··· Input data ···

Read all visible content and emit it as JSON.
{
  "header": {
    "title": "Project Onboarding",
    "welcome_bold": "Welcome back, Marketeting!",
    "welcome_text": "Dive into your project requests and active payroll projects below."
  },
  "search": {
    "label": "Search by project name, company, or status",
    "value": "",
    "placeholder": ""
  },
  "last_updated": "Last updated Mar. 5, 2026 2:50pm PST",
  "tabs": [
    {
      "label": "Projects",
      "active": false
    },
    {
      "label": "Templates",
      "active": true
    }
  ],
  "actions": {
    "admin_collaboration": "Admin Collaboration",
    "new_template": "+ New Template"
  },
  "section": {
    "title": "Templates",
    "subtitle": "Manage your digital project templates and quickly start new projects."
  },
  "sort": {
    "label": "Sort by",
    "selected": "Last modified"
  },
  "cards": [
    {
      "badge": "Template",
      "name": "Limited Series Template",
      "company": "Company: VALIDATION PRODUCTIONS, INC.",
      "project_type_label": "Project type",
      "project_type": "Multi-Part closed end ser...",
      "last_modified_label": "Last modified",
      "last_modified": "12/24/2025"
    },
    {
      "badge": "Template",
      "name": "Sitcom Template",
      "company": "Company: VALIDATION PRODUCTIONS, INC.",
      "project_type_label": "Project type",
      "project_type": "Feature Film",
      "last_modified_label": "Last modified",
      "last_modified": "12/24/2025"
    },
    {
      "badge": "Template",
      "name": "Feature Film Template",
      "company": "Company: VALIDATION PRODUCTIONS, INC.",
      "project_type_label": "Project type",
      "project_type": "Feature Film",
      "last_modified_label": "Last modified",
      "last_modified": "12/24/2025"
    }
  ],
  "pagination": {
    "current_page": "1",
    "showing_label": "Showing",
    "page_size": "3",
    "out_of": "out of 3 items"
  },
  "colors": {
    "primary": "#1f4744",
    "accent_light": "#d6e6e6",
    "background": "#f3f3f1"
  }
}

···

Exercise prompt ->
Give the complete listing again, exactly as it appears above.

Output of the exercise ->
Read all visible content and emit it as JSON.
{
  "header": {
    "title": "Project Onboarding",
    "welcome_bold": "Welcome back, Marketeting!",
    "welcome_text": "Dive into your project requests and active payroll projects below."
  },
  "search": {
    "label": "Search by project name, company, or status",
    "value": "",
    "placeholder": ""
  },
  "last_updated": "Last updated Mar. 5, 2026 2:50pm PST",
  "tabs": [
    {
      "label": "Projects",
      "active": false
    },
    {
      "label": "Templates",
      "active": true
    }
  ],
  "actions": {
    "admin_collaboration": "Admin Collaboration",
    "new_template": "+ New Template"
  },
  "section": {
    "title": "Templates",
    "subtitle": "Manage your digital project templates and quickly start new projects."
  },
  "sort": {
    "label": "Sort by",
    "selected": "Last modified"
  },
  "cards": [
    {
      "badge": "Template",
      "name": "Limited Series Template",
      "company": "Company: VALIDATION PRODUCTIONS, INC.",
      "project_type_label": "Project type",
      "project_type": "Multi-Part closed end ser...",
      "last_modified_label": "Last modified",
      "last_modified": "12/24/2025"
    },
    {
      "badge": "Template",
      "name": "Sitcom Template",
      "company": "Company: VALIDATION PRODUCTIONS, INC.",
      "project_type_label": "Project type",
      "project_type": "Feature Film",
      "last_modified_label": "Last modified",
      "last_modified": "12/24/2025"
    },
    {
      "badge": "Template",
      "name": "Feature Film Template",
      "company": "Company: VALIDATION PRODUCTIONS, INC.",
      "project_type_label": "Project type",
      "project_type": "Feature Film",
      "last_modified_label": "Last modified",
      "last_modified": "12/24/2025"
    }
  ],
  "pagination": {
    "current_page": "1",
    "showing_label": "Showing",
    "page_size": "3",
    "out_of": "out of 3 items"
  },
  "colors": {
    "primary": "#1f4744",
    "accent_light": "#d6e6e6",
    "background": "#f3f3f1"
  }
}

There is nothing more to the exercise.